Dataset rows for apps and sites:
※

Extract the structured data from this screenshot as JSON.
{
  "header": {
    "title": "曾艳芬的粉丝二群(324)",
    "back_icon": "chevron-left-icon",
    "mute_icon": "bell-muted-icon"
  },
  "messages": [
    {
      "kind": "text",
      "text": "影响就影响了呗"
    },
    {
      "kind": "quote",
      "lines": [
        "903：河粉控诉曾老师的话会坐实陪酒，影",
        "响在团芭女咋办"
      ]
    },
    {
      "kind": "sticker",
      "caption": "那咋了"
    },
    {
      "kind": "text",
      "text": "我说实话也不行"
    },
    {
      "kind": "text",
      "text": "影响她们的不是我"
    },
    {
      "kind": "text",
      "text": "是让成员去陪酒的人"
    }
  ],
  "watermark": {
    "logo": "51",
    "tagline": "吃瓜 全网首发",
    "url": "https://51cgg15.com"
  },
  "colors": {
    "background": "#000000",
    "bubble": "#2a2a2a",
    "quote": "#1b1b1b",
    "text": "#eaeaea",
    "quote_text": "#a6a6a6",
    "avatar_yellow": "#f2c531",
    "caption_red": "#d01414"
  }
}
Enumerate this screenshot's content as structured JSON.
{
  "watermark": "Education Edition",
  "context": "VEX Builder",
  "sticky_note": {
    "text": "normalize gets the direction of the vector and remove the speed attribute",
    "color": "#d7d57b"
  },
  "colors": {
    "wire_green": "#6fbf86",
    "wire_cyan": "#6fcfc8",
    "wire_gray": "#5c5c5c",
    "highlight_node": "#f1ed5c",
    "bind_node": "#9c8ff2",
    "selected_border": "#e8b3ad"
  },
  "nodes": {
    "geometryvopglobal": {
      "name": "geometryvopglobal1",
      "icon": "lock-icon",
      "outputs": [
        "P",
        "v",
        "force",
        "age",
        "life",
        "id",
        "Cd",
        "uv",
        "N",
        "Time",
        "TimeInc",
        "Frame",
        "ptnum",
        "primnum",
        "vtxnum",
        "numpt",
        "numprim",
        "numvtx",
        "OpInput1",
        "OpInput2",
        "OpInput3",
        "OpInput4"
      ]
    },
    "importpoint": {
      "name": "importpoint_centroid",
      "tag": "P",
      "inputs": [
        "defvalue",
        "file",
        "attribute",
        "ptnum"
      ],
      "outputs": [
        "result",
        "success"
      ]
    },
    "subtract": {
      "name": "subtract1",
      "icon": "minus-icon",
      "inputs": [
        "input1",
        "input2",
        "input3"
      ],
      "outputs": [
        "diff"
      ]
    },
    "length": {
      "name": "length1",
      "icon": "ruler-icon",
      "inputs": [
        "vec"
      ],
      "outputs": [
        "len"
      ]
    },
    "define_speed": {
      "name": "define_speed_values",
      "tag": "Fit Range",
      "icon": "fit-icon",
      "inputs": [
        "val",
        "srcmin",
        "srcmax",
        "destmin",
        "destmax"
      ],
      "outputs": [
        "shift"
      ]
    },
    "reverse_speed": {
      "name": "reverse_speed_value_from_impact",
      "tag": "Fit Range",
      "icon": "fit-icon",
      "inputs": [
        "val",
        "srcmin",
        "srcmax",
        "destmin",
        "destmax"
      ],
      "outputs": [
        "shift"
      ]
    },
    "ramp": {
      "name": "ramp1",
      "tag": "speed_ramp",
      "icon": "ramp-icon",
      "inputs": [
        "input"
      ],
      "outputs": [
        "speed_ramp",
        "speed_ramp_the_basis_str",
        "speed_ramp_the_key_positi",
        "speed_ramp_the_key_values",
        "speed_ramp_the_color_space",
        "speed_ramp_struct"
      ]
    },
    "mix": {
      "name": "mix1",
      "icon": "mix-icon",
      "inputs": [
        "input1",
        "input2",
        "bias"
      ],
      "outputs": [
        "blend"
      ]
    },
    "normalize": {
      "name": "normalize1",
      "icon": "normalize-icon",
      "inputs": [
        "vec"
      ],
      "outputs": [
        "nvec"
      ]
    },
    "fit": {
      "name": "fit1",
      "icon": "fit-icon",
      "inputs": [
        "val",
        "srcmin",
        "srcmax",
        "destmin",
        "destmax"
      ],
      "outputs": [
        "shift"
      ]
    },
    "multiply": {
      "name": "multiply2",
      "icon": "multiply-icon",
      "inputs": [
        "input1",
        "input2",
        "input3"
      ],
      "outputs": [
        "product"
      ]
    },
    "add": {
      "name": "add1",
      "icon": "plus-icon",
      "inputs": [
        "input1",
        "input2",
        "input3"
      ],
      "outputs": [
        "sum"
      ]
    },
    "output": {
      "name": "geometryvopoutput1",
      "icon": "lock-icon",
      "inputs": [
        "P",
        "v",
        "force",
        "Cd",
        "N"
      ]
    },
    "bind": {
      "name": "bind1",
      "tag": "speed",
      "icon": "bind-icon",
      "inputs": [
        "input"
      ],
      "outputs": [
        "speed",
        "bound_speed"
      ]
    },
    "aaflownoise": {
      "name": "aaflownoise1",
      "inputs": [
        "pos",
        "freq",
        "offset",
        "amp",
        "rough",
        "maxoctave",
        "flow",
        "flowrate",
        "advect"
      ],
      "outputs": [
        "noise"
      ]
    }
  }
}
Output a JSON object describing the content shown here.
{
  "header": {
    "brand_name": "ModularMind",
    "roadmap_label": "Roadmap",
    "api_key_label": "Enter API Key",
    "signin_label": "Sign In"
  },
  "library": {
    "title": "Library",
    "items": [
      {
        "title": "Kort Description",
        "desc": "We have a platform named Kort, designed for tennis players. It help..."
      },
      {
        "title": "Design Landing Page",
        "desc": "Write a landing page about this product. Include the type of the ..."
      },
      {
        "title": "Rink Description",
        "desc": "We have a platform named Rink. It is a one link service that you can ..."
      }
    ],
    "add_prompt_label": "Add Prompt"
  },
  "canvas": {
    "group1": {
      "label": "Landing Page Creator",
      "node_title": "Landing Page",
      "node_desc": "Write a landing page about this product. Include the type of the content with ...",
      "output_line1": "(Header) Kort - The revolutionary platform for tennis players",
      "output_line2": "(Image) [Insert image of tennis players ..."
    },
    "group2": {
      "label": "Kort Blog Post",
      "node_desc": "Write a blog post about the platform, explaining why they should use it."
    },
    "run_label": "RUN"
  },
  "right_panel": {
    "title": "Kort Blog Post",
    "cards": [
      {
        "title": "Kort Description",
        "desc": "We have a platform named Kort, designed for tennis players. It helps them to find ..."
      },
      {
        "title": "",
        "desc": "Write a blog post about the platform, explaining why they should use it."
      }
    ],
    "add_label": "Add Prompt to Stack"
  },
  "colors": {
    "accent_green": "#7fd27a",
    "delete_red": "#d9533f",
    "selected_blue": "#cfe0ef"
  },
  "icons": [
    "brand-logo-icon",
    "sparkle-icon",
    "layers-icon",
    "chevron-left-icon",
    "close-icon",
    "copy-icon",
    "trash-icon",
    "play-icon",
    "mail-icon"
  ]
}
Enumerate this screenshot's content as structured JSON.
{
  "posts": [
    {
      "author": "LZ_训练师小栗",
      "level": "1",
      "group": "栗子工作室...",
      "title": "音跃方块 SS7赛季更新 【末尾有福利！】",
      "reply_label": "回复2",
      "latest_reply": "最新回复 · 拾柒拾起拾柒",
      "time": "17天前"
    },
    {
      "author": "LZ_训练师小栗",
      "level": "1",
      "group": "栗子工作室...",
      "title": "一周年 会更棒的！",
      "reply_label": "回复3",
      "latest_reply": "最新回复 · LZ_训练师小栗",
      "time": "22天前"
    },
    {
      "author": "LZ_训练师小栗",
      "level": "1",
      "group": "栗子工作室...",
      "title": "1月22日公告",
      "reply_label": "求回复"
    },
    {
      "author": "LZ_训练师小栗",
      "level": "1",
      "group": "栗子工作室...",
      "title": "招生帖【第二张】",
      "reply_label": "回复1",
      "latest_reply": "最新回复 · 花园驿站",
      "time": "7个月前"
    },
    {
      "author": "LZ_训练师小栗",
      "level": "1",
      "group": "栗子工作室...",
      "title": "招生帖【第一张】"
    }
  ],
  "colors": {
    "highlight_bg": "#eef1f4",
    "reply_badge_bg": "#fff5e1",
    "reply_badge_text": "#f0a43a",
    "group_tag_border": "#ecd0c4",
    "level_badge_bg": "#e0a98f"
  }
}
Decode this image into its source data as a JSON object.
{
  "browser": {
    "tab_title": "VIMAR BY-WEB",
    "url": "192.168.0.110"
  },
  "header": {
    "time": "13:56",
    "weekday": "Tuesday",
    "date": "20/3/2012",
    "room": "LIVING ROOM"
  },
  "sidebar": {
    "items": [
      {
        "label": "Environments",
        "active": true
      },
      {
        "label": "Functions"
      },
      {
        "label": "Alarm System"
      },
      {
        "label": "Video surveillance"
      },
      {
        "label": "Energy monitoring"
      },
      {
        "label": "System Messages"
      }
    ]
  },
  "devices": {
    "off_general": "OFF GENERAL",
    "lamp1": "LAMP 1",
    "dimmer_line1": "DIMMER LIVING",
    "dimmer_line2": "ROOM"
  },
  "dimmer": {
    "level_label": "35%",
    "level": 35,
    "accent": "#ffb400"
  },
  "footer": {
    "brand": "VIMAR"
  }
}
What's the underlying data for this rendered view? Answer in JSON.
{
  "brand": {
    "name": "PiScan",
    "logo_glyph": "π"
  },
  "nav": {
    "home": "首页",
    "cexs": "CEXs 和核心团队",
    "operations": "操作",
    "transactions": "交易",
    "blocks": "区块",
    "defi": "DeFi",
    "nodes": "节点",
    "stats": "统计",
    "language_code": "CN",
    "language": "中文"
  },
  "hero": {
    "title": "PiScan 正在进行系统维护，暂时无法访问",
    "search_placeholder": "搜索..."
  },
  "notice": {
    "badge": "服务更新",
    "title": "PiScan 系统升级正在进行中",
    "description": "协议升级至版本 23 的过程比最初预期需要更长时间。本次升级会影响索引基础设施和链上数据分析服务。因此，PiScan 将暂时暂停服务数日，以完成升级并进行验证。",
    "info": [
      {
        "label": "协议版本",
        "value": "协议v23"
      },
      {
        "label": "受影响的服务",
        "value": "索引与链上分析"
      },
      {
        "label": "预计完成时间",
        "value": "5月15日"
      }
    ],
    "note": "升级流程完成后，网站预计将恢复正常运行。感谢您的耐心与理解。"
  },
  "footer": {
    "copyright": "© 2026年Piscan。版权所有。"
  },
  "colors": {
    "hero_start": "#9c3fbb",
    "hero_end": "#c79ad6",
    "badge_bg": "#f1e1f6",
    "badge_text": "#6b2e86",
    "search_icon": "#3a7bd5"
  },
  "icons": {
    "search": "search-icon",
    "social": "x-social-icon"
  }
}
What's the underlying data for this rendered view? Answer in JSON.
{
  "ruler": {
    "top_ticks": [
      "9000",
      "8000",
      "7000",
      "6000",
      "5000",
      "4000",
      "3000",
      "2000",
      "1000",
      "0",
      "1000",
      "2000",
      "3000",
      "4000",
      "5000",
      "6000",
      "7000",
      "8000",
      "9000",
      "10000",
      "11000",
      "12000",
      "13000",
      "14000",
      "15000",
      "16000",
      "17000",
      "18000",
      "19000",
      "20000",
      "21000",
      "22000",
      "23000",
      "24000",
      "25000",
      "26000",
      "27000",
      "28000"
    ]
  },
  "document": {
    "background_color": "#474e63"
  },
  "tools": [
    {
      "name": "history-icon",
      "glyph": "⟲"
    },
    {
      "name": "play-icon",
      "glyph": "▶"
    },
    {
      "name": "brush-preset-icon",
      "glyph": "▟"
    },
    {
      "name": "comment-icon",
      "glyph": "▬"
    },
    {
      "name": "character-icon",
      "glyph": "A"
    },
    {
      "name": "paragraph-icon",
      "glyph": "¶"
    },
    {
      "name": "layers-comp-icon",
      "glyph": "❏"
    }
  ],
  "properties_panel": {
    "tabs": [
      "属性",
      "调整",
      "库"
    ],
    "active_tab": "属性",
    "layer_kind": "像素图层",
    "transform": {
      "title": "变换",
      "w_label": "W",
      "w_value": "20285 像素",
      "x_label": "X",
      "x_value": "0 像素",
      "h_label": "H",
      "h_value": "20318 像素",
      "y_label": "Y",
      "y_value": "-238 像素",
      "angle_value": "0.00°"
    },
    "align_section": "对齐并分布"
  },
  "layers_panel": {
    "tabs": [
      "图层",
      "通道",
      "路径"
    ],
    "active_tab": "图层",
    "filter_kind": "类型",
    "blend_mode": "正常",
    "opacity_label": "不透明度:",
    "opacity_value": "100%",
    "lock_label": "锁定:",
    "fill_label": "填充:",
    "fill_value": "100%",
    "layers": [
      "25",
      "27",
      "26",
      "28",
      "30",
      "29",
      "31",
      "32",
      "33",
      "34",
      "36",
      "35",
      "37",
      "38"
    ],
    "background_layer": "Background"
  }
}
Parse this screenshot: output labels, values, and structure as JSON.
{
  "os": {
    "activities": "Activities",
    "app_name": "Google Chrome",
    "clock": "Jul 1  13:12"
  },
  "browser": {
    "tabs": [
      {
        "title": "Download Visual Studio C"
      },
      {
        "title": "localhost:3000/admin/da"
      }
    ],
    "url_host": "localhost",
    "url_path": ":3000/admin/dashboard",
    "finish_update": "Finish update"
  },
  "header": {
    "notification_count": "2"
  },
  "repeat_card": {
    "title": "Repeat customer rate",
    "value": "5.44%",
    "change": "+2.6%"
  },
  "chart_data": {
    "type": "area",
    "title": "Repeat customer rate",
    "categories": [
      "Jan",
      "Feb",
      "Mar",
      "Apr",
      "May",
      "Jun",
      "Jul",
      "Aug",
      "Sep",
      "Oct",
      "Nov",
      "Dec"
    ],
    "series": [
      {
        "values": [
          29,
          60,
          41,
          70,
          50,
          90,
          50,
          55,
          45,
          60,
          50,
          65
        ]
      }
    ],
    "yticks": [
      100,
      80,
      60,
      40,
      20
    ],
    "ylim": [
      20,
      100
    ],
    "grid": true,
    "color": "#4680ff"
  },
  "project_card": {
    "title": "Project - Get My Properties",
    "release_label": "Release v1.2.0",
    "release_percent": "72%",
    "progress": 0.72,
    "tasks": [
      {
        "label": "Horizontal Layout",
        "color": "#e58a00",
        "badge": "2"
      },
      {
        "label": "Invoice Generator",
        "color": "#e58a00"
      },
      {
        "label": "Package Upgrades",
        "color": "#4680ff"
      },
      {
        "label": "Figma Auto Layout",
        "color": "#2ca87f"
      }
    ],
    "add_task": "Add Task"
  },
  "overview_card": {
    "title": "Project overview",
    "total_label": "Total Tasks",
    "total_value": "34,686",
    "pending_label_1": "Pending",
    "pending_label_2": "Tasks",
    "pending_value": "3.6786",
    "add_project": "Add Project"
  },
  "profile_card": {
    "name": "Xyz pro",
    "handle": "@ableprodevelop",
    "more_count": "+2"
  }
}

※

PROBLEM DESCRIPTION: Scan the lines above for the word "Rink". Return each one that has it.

SOLUTION TO THIS PROBLEM:
        "title": "Rink Description",
        "desc": "We have a platform named Rink. It is a one link service that you can ..."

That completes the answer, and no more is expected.